The colonisation process in its trail unleashes a lot of tragedies for the natives that the colonial rulers seldom tried to understand. Migration may be considered is one of the cruel consequences of colonisation that the ruler often failed to perceive. The colonisation process by Great Britain though started feebly by the East India Company in two phases, the third phase (1858-1947) constituted the de jure colonisation period. Fortunately or unfortunately the World War II brought an abrupt end to the colonisation legacy. After partition of India in 1947, people moved from Pakistan to India or from India to Pakistan. There were lot of pains and agonies in this transition and the migration episode is well documented in the Freedom at Midnight by Dominique Lapiere and Larry Collins. The independence to Burma, now Myanmar, was granted in January 4, 1948 by the same British Government under the Premiership of Clement R. Attlee. The independence of two colonies in short succession in a span of six months tells the harrowing tales of British impromptu (e.g., the status of princely states) in this exit strategy that caused immense sufferings in those days. The sufferings are also on the surface today.
In brief, Burma before British colonisation was a segmented territory ruled by several dynasties in succession. The Konbaung dynasty was the last dynasty to rule Burma from 1752 to 1865. The entry point of British colonisation was in 1824 and indeed the British encountered the Konbaung dynasty to complete the colonisation process through three successive Anglo-Burmese Wars during the next sixty years. The whole country becomes a province of British India with the Indian Empire in 1886. From a prehistoric viewpoint, Burma is a Buddhist country. Among the 7 Union States of Burma, Rakhine or the Arakan is the immediate neighbour of the subcontinent. The Arakan state was renamed as Rakhine State by Ne Win who ruled Burma as a military dictator from 1962-1988.

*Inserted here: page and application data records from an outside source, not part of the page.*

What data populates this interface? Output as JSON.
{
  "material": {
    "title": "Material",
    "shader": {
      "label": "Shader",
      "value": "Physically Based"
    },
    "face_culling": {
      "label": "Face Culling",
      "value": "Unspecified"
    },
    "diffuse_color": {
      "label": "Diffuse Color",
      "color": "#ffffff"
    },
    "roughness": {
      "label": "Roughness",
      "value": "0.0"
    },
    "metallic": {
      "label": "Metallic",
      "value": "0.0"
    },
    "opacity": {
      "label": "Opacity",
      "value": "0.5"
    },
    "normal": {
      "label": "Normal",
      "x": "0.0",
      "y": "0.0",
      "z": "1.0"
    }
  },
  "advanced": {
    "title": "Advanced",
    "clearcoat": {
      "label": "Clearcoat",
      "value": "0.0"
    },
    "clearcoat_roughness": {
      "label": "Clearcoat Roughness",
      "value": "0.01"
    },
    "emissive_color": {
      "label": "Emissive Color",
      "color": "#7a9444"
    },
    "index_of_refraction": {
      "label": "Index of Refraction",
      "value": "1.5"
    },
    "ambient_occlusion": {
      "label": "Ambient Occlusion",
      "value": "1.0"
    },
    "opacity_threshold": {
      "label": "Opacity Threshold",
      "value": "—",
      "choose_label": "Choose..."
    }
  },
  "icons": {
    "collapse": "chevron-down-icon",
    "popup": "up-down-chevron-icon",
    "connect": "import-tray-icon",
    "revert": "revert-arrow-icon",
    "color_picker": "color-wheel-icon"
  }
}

Free movement of people were allowed during the colonial rule as the territory belonged to a single sovereign entity or the ruler may facilitate or accelerate migration on certain plea to serve its own interest. It is important to understand that over the 80 years of the British administration in the Province of Burma, there might be migration from Chittagong or from other states of India to Arakan State. There may also be lot of migration during the sixty years that the British Administration required to complete the colonisation process; the First Anglo-Burmese war is a case in point. So if you consider these one hundred and forty years as a transition process and when sovereign state in this subcontinent was in an embryonic form, you cannot connote immigration as unlawful or illegal in any context.
The deliberation that lasted for over six hours on different issues interconnected to the Burma Independence Bill, (Vol. 443, cc 1836-961) in the House of Commons on November 5 with 402electorates[ Yes vote 288, No vote 114] both from Labour and Conservative party obliquely and explicitly explained many issues that the Burma in future might face. Various issues pertaining to the assets and liabilities, the rights of Anglo-Burman in the new state, the defence and security in the immediate future and the right of citizenship figured in the deliberation. “When, therefore, after due consideration the elected representatives of the people of Burma chose independence, it was, I believe, the duty of His Majesty’s Government to take the necessary steps to implement this decision.”

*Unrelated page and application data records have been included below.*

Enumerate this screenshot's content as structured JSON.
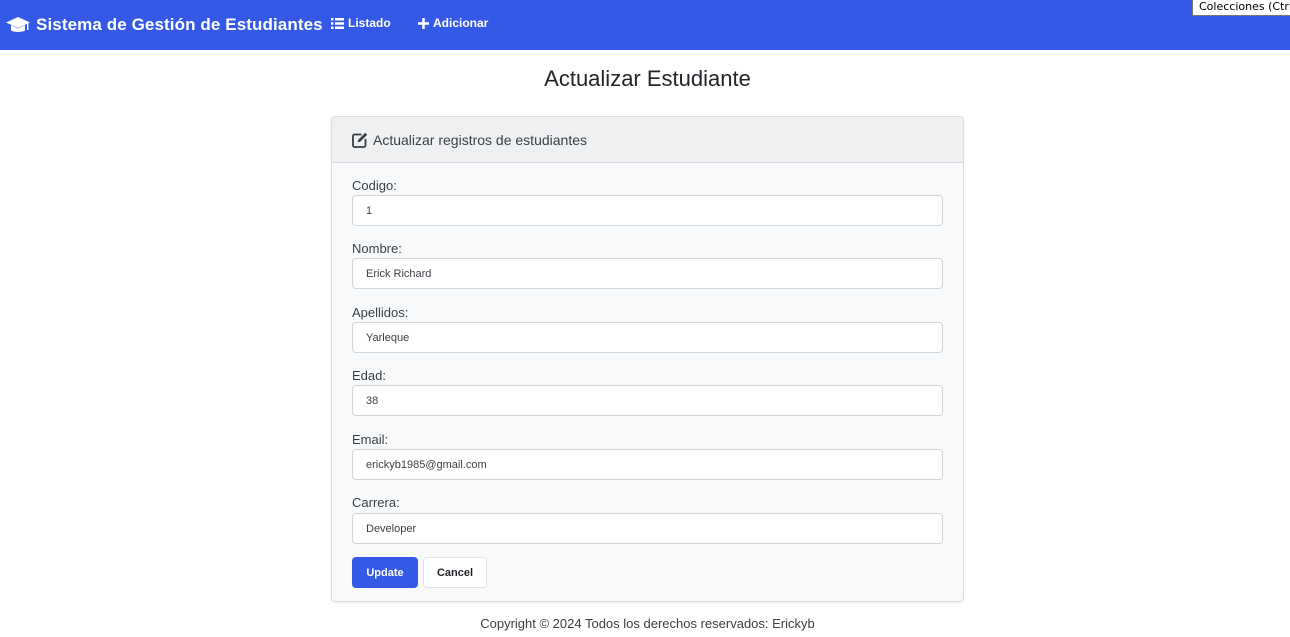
{
  "navbar": {
    "brand_icon": "graduation-cap-icon",
    "brand": "Sistema de Gestión de Estudiantes",
    "links": [
      {
        "label": "Listado",
        "icon": "list-icon"
      },
      {
        "label": "Adicionar",
        "icon": "plus-icon"
      }
    ],
    "background_color": "#3459e6"
  },
  "tooltip": "Colecciones (Ctrl+",
  "page_title": "Actualizar Estudiante",
  "card": {
    "header_icon": "edit-icon",
    "header": "Actualizar registros de estudiantes",
    "fields": [
      {
        "label": "Codigo:",
        "value": "1"
      },
      {
        "label": "Nombre:",
        "value": "Erick Richard"
      },
      {
        "label": "Apellidos:",
        "value": "Yarleque"
      },
      {
        "label": "Edad:",
        "value": "38"
      },
      {
        "label": "Email:",
        "value": "erickyb1985@gmail.com"
      },
      {
        "label": "Carrera:",
        "value": "Developer"
      }
    ],
    "buttons": {
      "update": "Update",
      "cancel": "Cancel"
    }
  },
  "footer": "Copyright © 2024 Todos los derechos reservados: Erickyb"
}
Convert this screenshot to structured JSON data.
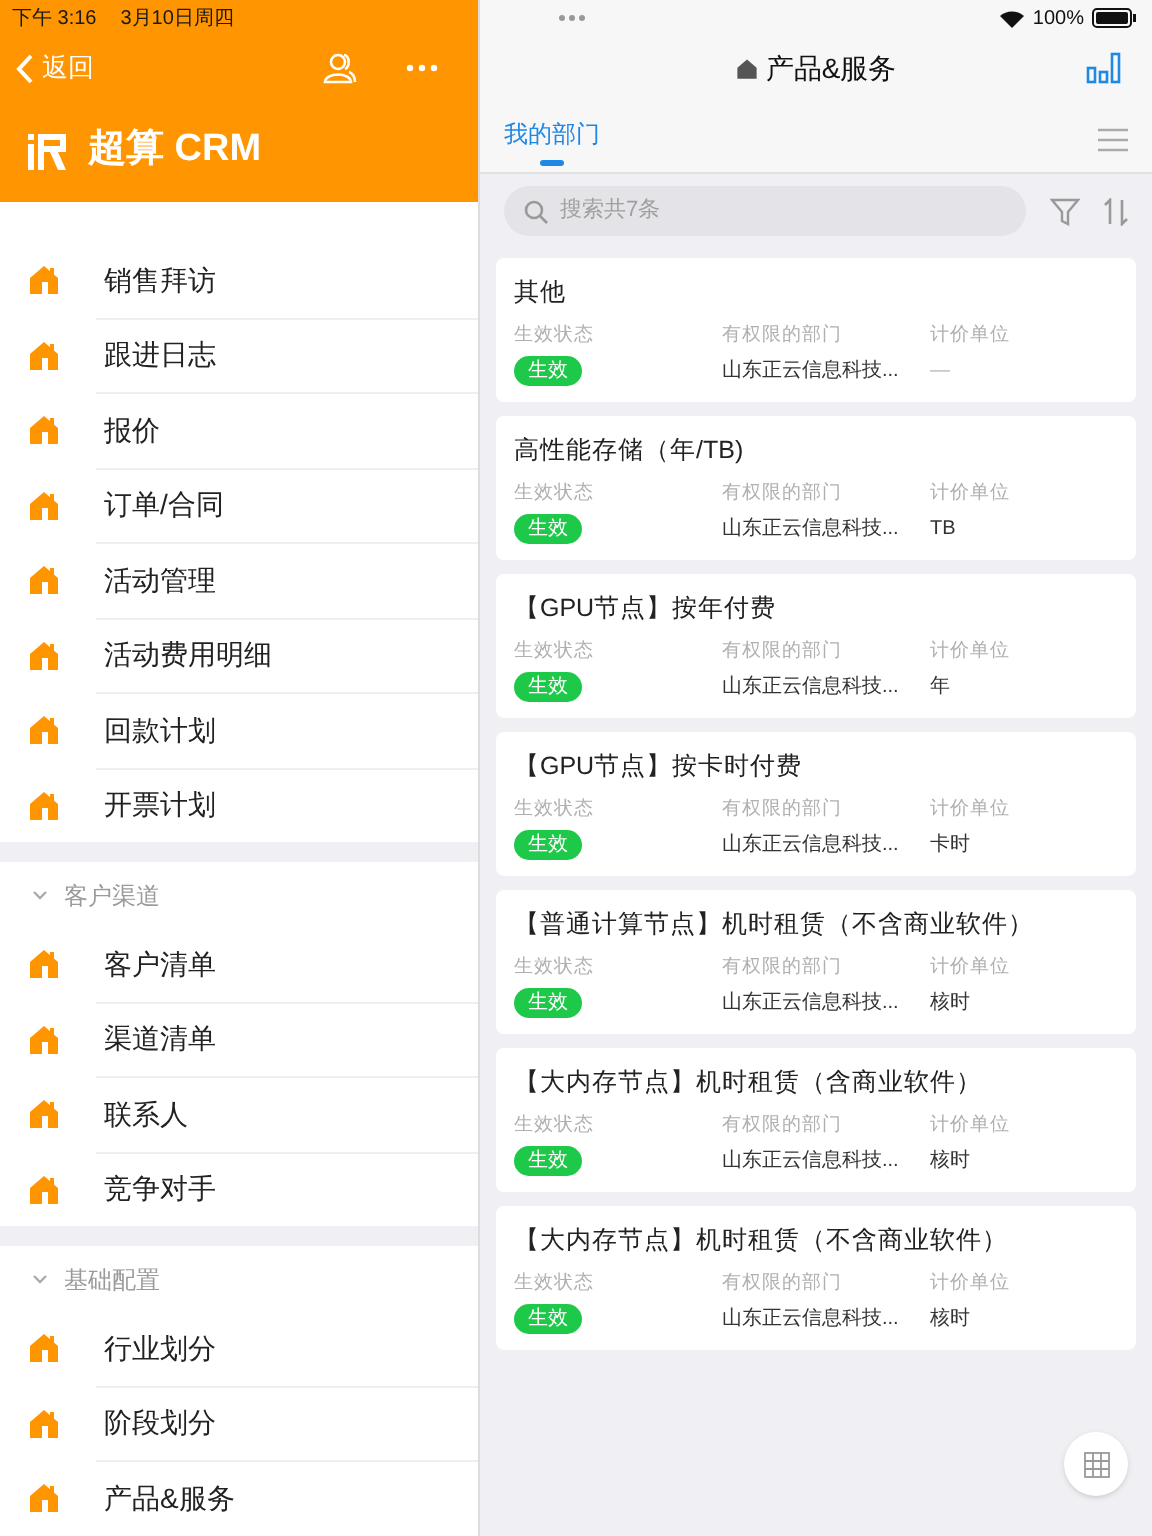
{
  "status_bar": {
    "time": "下午 3:16",
    "date": "3月10日周四",
    "battery": "100%"
  },
  "sidebar": {
    "back": "返回",
    "app_title": "超算 CRM",
    "sections": [
      {
        "items": [
          {
            "label": "销售拜访",
            "selected": false
          },
          {
            "label": "跟进日志",
            "selected": false
          },
          {
            "label": "报价",
            "selected": false
          },
          {
            "label": "订单/合同",
            "selected": false
          },
          {
            "label": "活动管理",
            "selected": false
          },
          {
            "label": "活动费用明细",
            "selected": false
          },
          {
            "label": "回款计划",
            "selected": false
          },
          {
            "label": "开票计划",
            "selected": false
          }
        ]
      },
      {
        "title": "客户渠道",
        "expanded": true,
        "items": [
          {
            "label": "客户清单",
            "selected": false
          },
          {
            "label": "渠道清单",
            "selected": false
          },
          {
            "label": "联系人",
            "selected": false
          },
          {
            "label": "竞争对手",
            "selected": false
          }
        ]
      },
      {
        "title": "基础配置",
        "expanded": true,
        "items": [
          {
            "label": "行业划分",
            "selected": false
          },
          {
            "label": "阶段划分",
            "selected": false
          },
          {
            "label": "产品&服务",
            "selected": false
          }
        ]
      }
    ]
  },
  "main": {
    "title": "产品&服务",
    "tabs": [
      {
        "label": "我的部门",
        "selected": true
      }
    ],
    "search": {
      "placeholder": "搜索共7条"
    },
    "cards": [
      {
        "title": "其他",
        "labels": [
          "生效状态",
          "有权限的部门",
          "计价单位"
        ],
        "status": "生效",
        "department": "山东正云信息科技...",
        "unit": "—"
      },
      {
        "title": "高性能存储（年/TB)",
        "labels": [
          "生效状态",
          "有权限的部门",
          "计价单位"
        ],
        "status": "生效",
        "department": "山东正云信息科技...",
        "unit": "TB"
      },
      {
        "title": "【GPU节点】按年付费",
        "labels": [
          "生效状态",
          "有权限的部门",
          "计价单位"
        ],
        "status": "生效",
        "department": "山东正云信息科技...",
        "unit": "年"
      },
      {
        "title": "【GPU节点】按卡时付费",
        "labels": [
          "生效状态",
          "有权限的部门",
          "计价单位"
        ],
        "status": "生效",
        "department": "山东正云信息科技...",
        "unit": "卡时"
      },
      {
        "title": "【普通计算节点】机时租赁（不含商业软件）",
        "labels": [
          "生效状态",
          "有权限的部门",
          "计价单位"
        ],
        "status": "生效",
        "department": "山东正云信息科技...",
        "unit": "核时"
      },
      {
        "title": "【大内存节点】机时租赁（含商业软件）",
        "labels": [
          "生效状态",
          "有权限的部门",
          "计价单位"
        ],
        "status": "生效",
        "department": "山东正云信息科技...",
        "unit": "核时"
      },
      {
        "title": "【大内存节点】机时租赁（不含商业软件）",
        "labels": [
          "生效状态",
          "有权限的部门",
          "计价单位"
        ],
        "status": "生效",
        "department": "山东正云信息科技...",
        "unit": "核时"
      }
    ]
  }
}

At the very outset, Prime Minister Clement R. Atlee expressed his concern over the rights of minorities through this statement, “We had the further duty of seeing to it that minorities for whom we had a special responsibility were given due position under the new Constitution and were safeguarded in their rights. This, as I shall show, has been done in the new Constitution.”
There was a historical anecdote on the grabbing and governing of this colony captured in the following statement, ‘Our earliest connections with Burma derive from the activities of the East India Company. Burma at that time was a kingdom, and a very disturbed and troubled country; and, except for a short period, our relations with the rulers of Burma were difficult. Eventually, as the House knows, the whole country was annexed in 1886. Effective British rule over the whole of Burma has lasted just over 60 years.’ However, the oddity in independence was expressed by the former Prime Minister, Winston S. Churchill, “What about the deaths of half a million people in India? Enjoying democratic freedom! Half a million killed, and who has done it?”
The current Rohingya crisis is a reverberation of the apprehensions that Burma might face as a nation was eloquently expressed through the following statements, “Like all these amateur politicians, as I call them, they look at things exclusively from their own national point of view. They have not had the experience of world politics. But the Burmese problem is a world problem.” This is a harsh reality. When there is a division on the platform of historical necessity or bindings, certain things sneaks on the process that constantly perturb the different interest groups and in the absence of reconciliation and appeasement, brings untold sufferings for the groups who are not in a position to voice their demands and thus face subjugation in the whole process of transformation. The flash up of the Rohingya crisis after decades of inhuman torture and subjugation is the manifestation of this ordeal.
The writer is a Professor of Economics, United International University